((

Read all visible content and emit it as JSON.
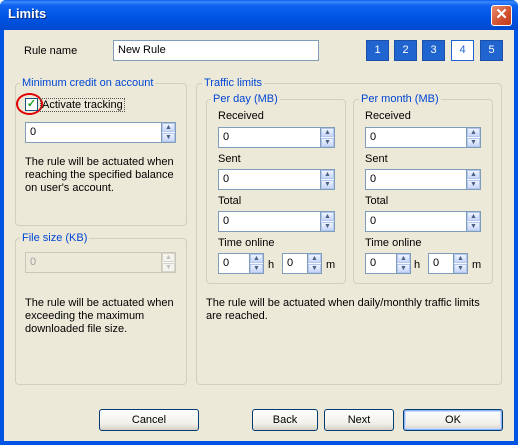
{
  "window": {
    "title": "Limits",
    "close_glyph": "✕"
  },
  "rule": {
    "label": "Rule name",
    "value": "New Rule"
  },
  "pages": {
    "p1": "1",
    "p2": "2",
    "p3": "3",
    "p4": "4",
    "p5": "5",
    "active": "4"
  },
  "credit": {
    "legend": "Minimum credit on account",
    "checkbox_label": "Activate tracking",
    "checked": true,
    "value": "0",
    "desc": [
      "The rule will be actuated when",
      "reaching the specified balance",
      "on user's account."
    ]
  },
  "filesize": {
    "legend": "File size (KB)",
    "value": "0",
    "desc": [
      "The rule will be actuated when",
      "exceeding the maximum",
      "downloaded file size."
    ]
  },
  "traffic": {
    "legend": "Traffic limits",
    "per_day": {
      "legend": "Per day (MB)",
      "received_label": "Received",
      "received": "0",
      "sent_label": "Sent",
      "sent": "0",
      "total_label": "Total",
      "total": "0",
      "time_label": "Time online",
      "hours": "0",
      "h": "h",
      "minutes": "0",
      "m": "m"
    },
    "per_month": {
      "legend": "Per month (MB)",
      "received_label": "Received",
      "received": "0",
      "sent_label": "Sent",
      "sent": "0",
      "total_label": "Total",
      "total": "0",
      "time_label": "Time online",
      "hours": "0",
      "h": "h",
      "minutes": "0",
      "m": "m"
    },
    "desc": [
      "The rule will be actuated when daily/monthly traffic limits",
      "are reached."
    ]
  },
  "buttons": {
    "cancel": "Cancel",
    "back": "Back",
    "next": "Next",
    "ok": "OK"
  },
  "glyphs": {
    "up": "▲",
    "down": "▼",
    "check": "✓"
  },
  "colors": {
    "title_bar": "#0054e3",
    "page_button": "#2064cf",
    "legend_text": "#0046d5",
    "highlight_circle": "#e00000"
  }
}
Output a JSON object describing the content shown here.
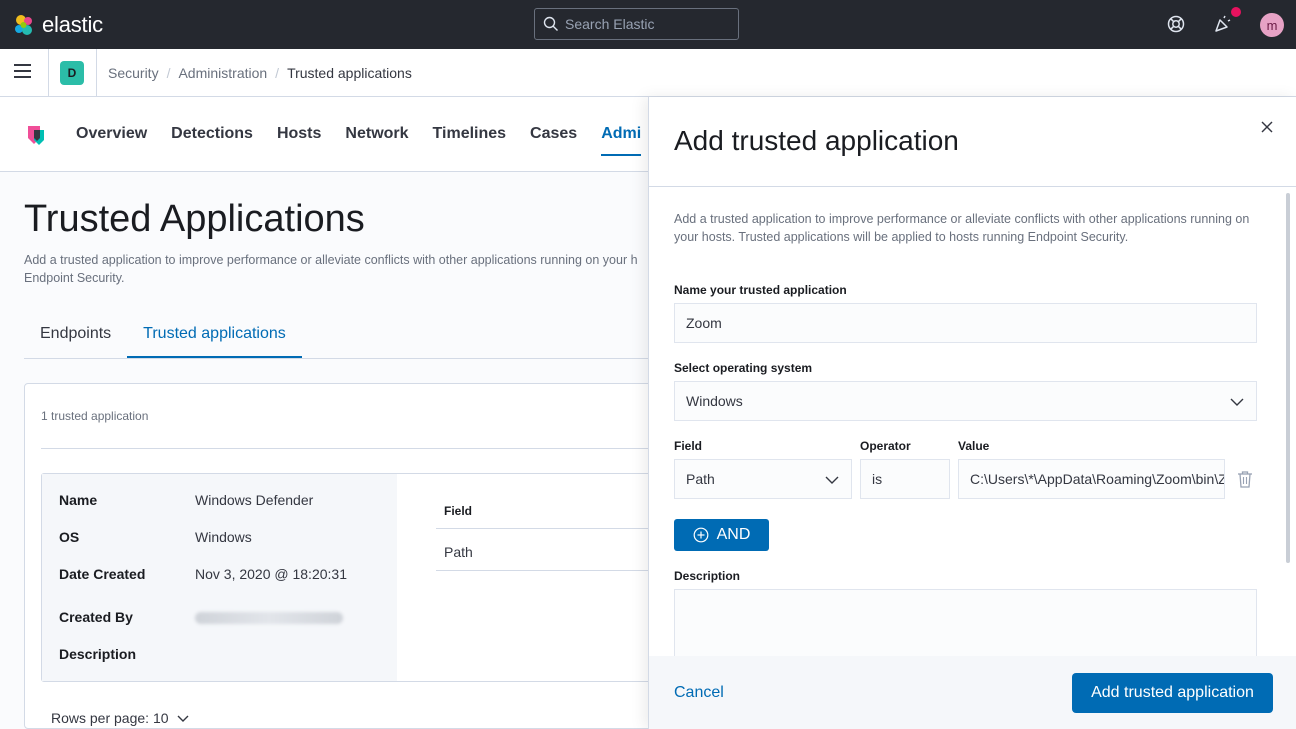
{
  "header": {
    "brand": "elastic",
    "search_placeholder": "Search Elastic",
    "avatar_initial": "m",
    "notification_color": "#e7125f"
  },
  "breadcrumb": {
    "space_initial": "D",
    "items": [
      "Security",
      "Administration",
      "Trusted applications"
    ]
  },
  "nav": {
    "tabs": [
      "Overview",
      "Detections",
      "Hosts",
      "Network",
      "Timelines",
      "Cases",
      "Admi"
    ],
    "active_tab": "Administration"
  },
  "page": {
    "title": "Trusted Applications",
    "description_line1": "Add a trusted application to improve performance or alleviate conflicts with other applications running on your h",
    "description_line2": "Endpoint Security.",
    "tabs": [
      "Endpoints",
      "Trusted applications"
    ],
    "count_text": "1 trusted application",
    "card": {
      "name_label": "Name",
      "name_value": "Windows Defender",
      "os_label": "OS",
      "os_value": "Windows",
      "date_label": "Date Created",
      "date_value": "Nov 3, 2020 @ 18:20:31",
      "created_by_label": "Created By",
      "description_label": "Description",
      "entries_header": "Field",
      "entries_value": "Path"
    },
    "rows_per_page": "Rows per page: 10"
  },
  "flyout": {
    "title": "Add trusted application",
    "description": "Add a trusted application to improve performance or alleviate conflicts with other applications running on your hosts. Trusted applications will be applied to hosts running Endpoint Security.",
    "name_label": "Name your trusted application",
    "name_value": "Zoom",
    "os_label": "Select operating system",
    "os_value": "Windows",
    "field_label": "Field",
    "field_value": "Path",
    "operator_label": "Operator",
    "operator_value": "is",
    "value_label": "Value",
    "value_value": "C:\\Users\\*\\AppData\\Roaming\\Zoom\\bin\\Zoom.exe",
    "and_button": "AND",
    "description_label": "Description",
    "cancel_label": "Cancel",
    "submit_label": "Add trusted application"
  },
  "colors": {
    "primary": "#006bb4",
    "header_bg": "#25282f",
    "space_badge": "#2bbda8",
    "avatar_bg": "#e7a2c5"
  }
}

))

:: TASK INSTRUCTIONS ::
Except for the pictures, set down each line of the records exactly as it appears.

:: YOUR RESPONSE ::
Read all visible content and emit it as JSON.
{
  "window": {
    "title": "Limits",
    "close_glyph": "✕"
  },
  "rule": {
    "label": "Rule name",
    "value": "New Rule"
  },
  "pages": {
    "p1": "1",
    "p2": "2",
    "p3": "3",
    "p4": "4",
    "p5": "5",
    "active": "4"
  },
  "credit": {
    "legend": "Minimum credit on account",
    "checkbox_label": "Activate tracking",
    "checked": true,
    "value": "0",
    "desc": [
      "The rule will be actuated when",
      "reaching the specified balance",
      "on user's account."
    ]
  },
  "filesize": {
    "legend": "File size (KB)",
    "value": "0",
    "desc": [
      "The rule will be actuated when",
      "exceeding the maximum",
      "downloaded file size."
    ]
  },
  "traffic": {
    "legend": "Traffic limits",
    "per_day": {
      "legend": "Per day (MB)",
      "received_label": "Received",
      "received": "0",
      "sent_label": "Sent",
      "sent": "0",
      "total_label": "Total",
      "total": "0",
      "time_label": "Time online",
      "hours": "0",
      "h": "h",
      "minutes": "0",
      "m": "m"
    },
    "per_month": {
      "legend": "Per month (MB)",
      "received_label": "Received",
      "received": "0",
      "sent_label": "Sent",
      "sent": "0",
      "total_label": "Total",
      "total": "0",
      "time_label": "Time online",
      "hours": "0",
      "h": "h",
      "minutes": "0",
      "m": "m"
    },
    "desc": [
      "The rule will be actuated when daily/monthly traffic limits",
      "are reached."
    ]
  },
  "buttons": {
    "cancel": "Cancel",
    "back": "Back",
    "next": "Next",
    "ok": "OK"
  },
  "glyphs": {
    "up": "▲",
    "down": "▼",
    "check": "✓"
  },
  "colors": {
    "title_bar": "#0054e3",
    "page_button": "#2064cf",
    "legend_text": "#0046d5",
    "highlight_circle": "#e00000"
  }
}
Output a JSON object describing the content shown here.
{
  "header": {
    "brand": "elastic",
    "search_placeholder": "Search Elastic",
    "avatar_initial": "m",
    "notification_color": "#e7125f"
  },
  "breadcrumb": {
    "space_initial": "D",
    "items": [
      "Security",
      "Administration",
      "Trusted applications"
    ]
  },
  "nav": {
    "tabs": [
      "Overview",
      "Detections",
      "Hosts",
      "Network",
      "Timelines",
      "Cases",
      "Admi"
    ],
    "active_tab": "Administration"
  },
  "page": {
    "title": "Trusted Applications",
    "description_line1": "Add a trusted application to improve performance or alleviate conflicts with other applications running on your h",
    "description_line2": "Endpoint Security.",
    "tabs": [
      "Endpoints",
      "Trusted applications"
    ],
    "count_text": "1 trusted application",
    "card": {
      "name_label": "Name",
      "name_value": "Windows Defender",
      "os_label": "OS",
      "os_value": "Windows",
      "date_label": "Date Created",
      "date_value": "Nov 3, 2020 @ 18:20:31",
      "created_by_label": "Created By",
      "description_label": "Description",
      "entries_header": "Field",
      "entries_value": "Path"
    },
    "rows_per_page": "Rows per page: 10"
  },
  "flyout": {
    "title": "Add trusted application",
    "description": "Add a trusted application to improve performance or alleviate conflicts with other applications running on your hosts. Trusted applications will be applied to hosts running Endpoint Security.",
    "name_label": "Name your trusted application",
    "name_value": "Zoom",
    "os_label": "Select operating system",
    "os_value": "Windows",
    "field_label": "Field",
    "field_value": "Path",
    "operator_label": "Operator",
    "operator_value": "is",
    "value_label": "Value",
    "value_value": "C:\\Users\\*\\AppData\\Roaming\\Zoom\\bin\\Zoom.exe",
    "and_button": "AND",
    "description_label": "Description",
    "cancel_label": "Cancel",
    "submit_label": "Add trusted application"
  },
  "colors": {
    "primary": "#006bb4",
    "header_bg": "#25282f",
    "space_badge": "#2bbda8",
    "avatar_bg": "#e7a2c5"
  }
}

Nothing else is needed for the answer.